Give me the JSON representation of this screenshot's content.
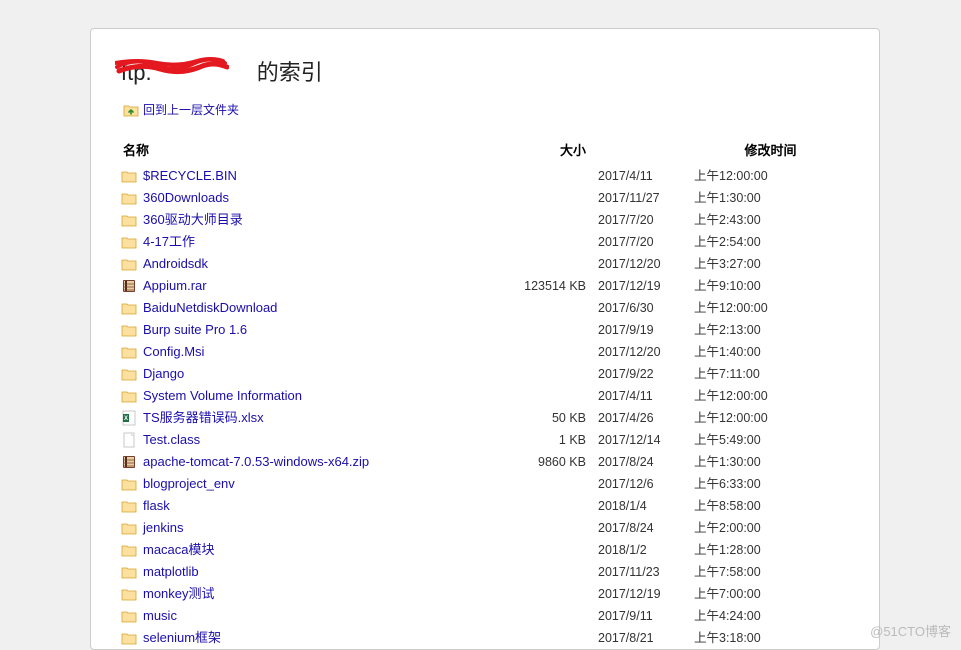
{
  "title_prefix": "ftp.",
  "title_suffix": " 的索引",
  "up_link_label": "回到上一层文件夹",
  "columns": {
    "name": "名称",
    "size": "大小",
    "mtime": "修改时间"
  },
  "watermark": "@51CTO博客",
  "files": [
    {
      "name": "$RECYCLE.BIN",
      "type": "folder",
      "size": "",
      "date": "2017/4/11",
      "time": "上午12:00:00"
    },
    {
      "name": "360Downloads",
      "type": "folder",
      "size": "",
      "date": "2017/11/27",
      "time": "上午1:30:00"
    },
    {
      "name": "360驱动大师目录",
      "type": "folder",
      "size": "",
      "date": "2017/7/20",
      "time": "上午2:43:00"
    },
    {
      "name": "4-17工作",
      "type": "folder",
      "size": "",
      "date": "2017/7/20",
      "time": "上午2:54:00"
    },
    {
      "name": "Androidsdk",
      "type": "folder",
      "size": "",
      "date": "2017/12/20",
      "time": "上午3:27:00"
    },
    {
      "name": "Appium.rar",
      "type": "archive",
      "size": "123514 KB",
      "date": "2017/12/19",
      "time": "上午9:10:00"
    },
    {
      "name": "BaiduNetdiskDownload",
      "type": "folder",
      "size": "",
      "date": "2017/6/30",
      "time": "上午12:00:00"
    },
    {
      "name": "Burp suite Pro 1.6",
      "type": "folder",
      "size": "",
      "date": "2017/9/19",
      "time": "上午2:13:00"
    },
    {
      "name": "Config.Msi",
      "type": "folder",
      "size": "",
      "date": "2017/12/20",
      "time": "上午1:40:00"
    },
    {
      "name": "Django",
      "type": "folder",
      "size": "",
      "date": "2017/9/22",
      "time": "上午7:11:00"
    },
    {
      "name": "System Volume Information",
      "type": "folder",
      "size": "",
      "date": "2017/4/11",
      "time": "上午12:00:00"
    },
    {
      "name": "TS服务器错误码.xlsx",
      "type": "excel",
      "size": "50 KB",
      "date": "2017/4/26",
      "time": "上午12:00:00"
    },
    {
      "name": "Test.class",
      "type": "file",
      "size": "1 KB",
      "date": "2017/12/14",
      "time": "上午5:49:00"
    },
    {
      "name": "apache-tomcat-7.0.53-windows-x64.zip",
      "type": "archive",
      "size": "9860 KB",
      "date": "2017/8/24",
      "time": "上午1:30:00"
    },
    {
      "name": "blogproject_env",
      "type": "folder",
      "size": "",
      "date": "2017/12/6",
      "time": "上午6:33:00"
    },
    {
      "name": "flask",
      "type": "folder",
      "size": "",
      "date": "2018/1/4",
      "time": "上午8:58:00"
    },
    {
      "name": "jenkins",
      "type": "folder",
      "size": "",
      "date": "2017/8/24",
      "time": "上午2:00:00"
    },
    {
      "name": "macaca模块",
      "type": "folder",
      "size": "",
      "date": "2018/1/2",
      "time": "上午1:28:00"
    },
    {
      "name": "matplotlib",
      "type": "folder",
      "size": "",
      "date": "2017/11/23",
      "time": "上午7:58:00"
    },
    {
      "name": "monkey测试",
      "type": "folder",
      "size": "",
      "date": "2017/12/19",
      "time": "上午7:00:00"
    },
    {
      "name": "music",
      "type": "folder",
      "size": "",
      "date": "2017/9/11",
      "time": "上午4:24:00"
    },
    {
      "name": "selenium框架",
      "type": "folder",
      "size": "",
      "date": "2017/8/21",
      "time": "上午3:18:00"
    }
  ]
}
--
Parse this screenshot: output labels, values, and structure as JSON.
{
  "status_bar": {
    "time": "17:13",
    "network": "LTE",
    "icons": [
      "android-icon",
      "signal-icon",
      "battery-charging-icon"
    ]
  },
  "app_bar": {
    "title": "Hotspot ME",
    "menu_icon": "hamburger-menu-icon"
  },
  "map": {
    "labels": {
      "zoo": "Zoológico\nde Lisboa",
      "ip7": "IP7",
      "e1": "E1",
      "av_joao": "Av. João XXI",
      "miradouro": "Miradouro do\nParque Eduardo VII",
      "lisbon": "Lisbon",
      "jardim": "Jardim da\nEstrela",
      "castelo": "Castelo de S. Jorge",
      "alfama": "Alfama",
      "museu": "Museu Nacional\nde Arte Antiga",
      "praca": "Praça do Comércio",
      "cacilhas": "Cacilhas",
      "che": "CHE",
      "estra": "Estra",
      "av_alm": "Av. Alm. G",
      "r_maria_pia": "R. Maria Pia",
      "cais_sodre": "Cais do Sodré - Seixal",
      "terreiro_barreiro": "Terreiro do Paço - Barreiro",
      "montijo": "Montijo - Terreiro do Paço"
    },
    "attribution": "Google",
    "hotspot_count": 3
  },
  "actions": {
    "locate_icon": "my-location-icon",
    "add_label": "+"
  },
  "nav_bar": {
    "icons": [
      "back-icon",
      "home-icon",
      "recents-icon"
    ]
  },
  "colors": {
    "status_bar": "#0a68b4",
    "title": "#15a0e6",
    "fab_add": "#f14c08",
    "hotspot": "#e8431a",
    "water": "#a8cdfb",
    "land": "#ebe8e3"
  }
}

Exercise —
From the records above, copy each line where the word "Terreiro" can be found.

Exercise solution —
      "terreiro_barreiro": "Terreiro do Paço - Barreiro",
      "montijo": "Montijo - Terreiro do Paço"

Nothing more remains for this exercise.